The use of Austin Seferian-Jenkins in the Huskies’ offense has garnered a lot of attention, as the tight end has just 16 receptions for 185 yards and three touchdowns in five games. When questioned about it, Sarkisian didn’t dwell much on ASJ’s lack of attention.
“The point of emphasis for us is to score as many points as we can, be the most efficient offense we can be,” he said. “We’ve got a talented offensive football team in a lot of phases, and we know we’re better when we’re balanced. That being said, would I like Austin to probably have more catches coming out of ballgames? Sure. Same with Kasen (Williams), same with Kevin Smith, same with Jaydon Mickens, same with John Ross and Bishop Sankey and all that.”
When pressed a second time about how the Huskies could incorporate Seferian-Jenkins into the offense more, Sarkisian was short with his answer.
“I don’t have the numbers in front of me, but I think we’re a top 10 offense in America, so I feel good about where we’re at as an offensive football team,” he said.
In that respect, Sarkisian is right – the Huskies’ 3,161 yards of total offense ranks 10th in the nation.
Seferian-Jenkins hauled in the Huskies’ lone red-zone touchdown against Oregon on an 8-yard strike from Keith Price, but Washington had to settle for a field goal later in the game after Price was sacked and lost 9 yards on first-and-goal at the 5. That play, and the fact that Seferian-Jenkins didn’t see a pass come his way on it, has been widely scrutinized.
Sarkisian pointed at bigger problems for the offense stemming from the 45-24 loss to Oregon than trying to get more passes to its 6-foot-6 tight end, however.

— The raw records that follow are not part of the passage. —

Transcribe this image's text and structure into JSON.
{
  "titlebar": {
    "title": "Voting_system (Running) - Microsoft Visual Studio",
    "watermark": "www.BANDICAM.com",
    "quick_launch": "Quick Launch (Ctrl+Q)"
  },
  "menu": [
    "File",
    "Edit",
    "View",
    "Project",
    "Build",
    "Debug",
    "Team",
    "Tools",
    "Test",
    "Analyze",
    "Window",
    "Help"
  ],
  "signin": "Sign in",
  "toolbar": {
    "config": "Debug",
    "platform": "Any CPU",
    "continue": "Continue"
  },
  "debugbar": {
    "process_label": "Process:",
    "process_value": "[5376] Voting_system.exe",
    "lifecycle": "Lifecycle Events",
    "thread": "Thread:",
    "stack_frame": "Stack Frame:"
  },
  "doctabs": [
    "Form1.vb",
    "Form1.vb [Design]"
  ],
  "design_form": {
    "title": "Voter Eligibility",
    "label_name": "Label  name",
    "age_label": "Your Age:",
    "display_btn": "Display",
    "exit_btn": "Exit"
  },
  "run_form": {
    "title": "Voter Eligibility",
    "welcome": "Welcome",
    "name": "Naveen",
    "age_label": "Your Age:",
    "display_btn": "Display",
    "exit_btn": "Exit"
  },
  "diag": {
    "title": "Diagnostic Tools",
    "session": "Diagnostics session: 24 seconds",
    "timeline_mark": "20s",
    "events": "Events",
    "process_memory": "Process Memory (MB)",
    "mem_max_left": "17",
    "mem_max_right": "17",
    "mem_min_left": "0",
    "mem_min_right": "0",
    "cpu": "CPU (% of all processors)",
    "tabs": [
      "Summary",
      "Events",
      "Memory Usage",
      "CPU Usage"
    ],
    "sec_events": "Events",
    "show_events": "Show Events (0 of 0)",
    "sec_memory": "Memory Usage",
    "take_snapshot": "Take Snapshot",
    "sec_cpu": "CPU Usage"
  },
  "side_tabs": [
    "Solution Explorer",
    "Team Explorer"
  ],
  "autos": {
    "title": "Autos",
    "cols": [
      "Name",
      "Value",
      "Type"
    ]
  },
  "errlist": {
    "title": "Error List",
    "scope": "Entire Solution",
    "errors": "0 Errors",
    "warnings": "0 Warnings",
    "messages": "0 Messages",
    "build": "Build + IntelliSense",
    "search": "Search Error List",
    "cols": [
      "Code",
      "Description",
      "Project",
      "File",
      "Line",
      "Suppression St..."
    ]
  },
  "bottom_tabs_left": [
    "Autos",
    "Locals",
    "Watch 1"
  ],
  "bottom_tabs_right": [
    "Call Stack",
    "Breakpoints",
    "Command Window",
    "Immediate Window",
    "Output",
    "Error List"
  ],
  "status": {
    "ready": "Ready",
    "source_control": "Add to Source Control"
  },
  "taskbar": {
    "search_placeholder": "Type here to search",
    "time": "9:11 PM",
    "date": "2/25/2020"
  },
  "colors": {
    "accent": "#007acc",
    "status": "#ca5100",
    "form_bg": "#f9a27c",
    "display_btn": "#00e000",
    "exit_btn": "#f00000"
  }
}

“We’ve gotta go faster. We only had 74 plays Saturday. That’s not good enough,” he said. “I thought more importantly than anything else, our passing game really lacked explosive plays in the ballgame, and it didn’t help air out the running game. We’ve been really explosive as a football team coming into the game, and to come out of that game with only four explosive passing plays and four explosive running plays for a total of eight just isn’t up to par for where we’ve been, so I think it all went together.”
• Sarkisian said QB Keith Price, who has been playing with an injured right thumb and conducted postgame interviews Saturday with the thumb wrapped in ice, practiced as usual Monday.
“He did everything normal today that he would normally do,” Sarkisian said.
• Sophomore LG Dexter Charles, who left the Oregon game with a shoulder injury, could miss the Arizona State game, Sarkisian said. Junior Erik Kohler, who filled in for Charles against the Ducks, would be his likely replacement. Charles has started 17 straight games for Washington.